■ **TRY IT**
Write out the entries exactly, pictures excluded.

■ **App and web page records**

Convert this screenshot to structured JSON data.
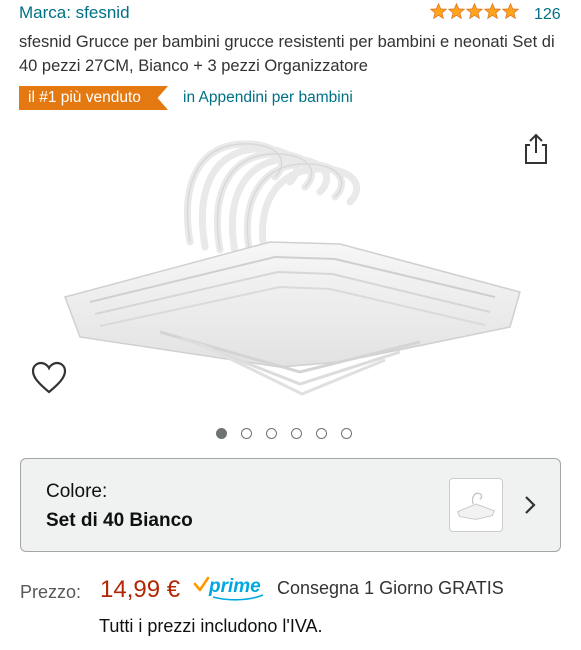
{
  "brand": {
    "label": "Marca: sfesnid"
  },
  "rating": {
    "stars": 5,
    "count": "126"
  },
  "product": {
    "title": "sfesnid Grucce per bambini grucce resistenti per bambini e neonati Set di 40 pezzi 27CM, Bianco + 3 pezzi Organizzatore"
  },
  "badge": {
    "label": "il #1 più venduto",
    "category": "in Appendini per bambini"
  },
  "gallery": {
    "image_count": 6,
    "active_index": 0,
    "icons": [
      "share-icon",
      "heart-icon"
    ]
  },
  "variant": {
    "label": "Colore:",
    "value": "Set di 40 Bianco"
  },
  "price": {
    "label": "Prezzo:",
    "value": "14,99 €",
    "prime_label": "prime",
    "delivery": "Consegna 1 Giorno GRATIS",
    "vat_note": "Tutti i prezzi includono l'IVA."
  },
  "colors": {
    "link": "#007185",
    "badge": "#e47911",
    "price": "#b12704",
    "star": "#ffa41c",
    "prime": "#00a8e1"
  }
}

■ **ANSWER**
Convert this screenshot to structured JSON data.
{
  "brand": {
    "label": "Marca: sfesnid"
  },
  "rating": {
    "stars": 5,
    "count": "126"
  },
  "product": {
    "title": "sfesnid Grucce per bambini grucce resistenti per bambini e neonati Set di 40 pezzi 27CM, Bianco + 3 pezzi Organizzatore"
  },
  "badge": {
    "label": "il #1 più venduto",
    "category": "in Appendini per bambini"
  },
  "gallery": {
    "image_count": 6,
    "active_index": 0,
    "icons": [
      "share-icon",
      "heart-icon"
    ]
  },
  "variant": {
    "label": "Colore:",
    "value": "Set di 40 Bianco"
  },
  "price": {
    "label": "Prezzo:",
    "value": "14,99 €",
    "prime_label": "prime",
    "delivery": "Consegna 1 Giorno GRATIS",
    "vat_note": "Tutti i prezzi includono l'IVA."
  },
  "colors": {
    "link": "#007185",
    "badge": "#e47911",
    "price": "#b12704",
    "star": "#ffa41c",
    "prime": "#00a8e1"
  }
}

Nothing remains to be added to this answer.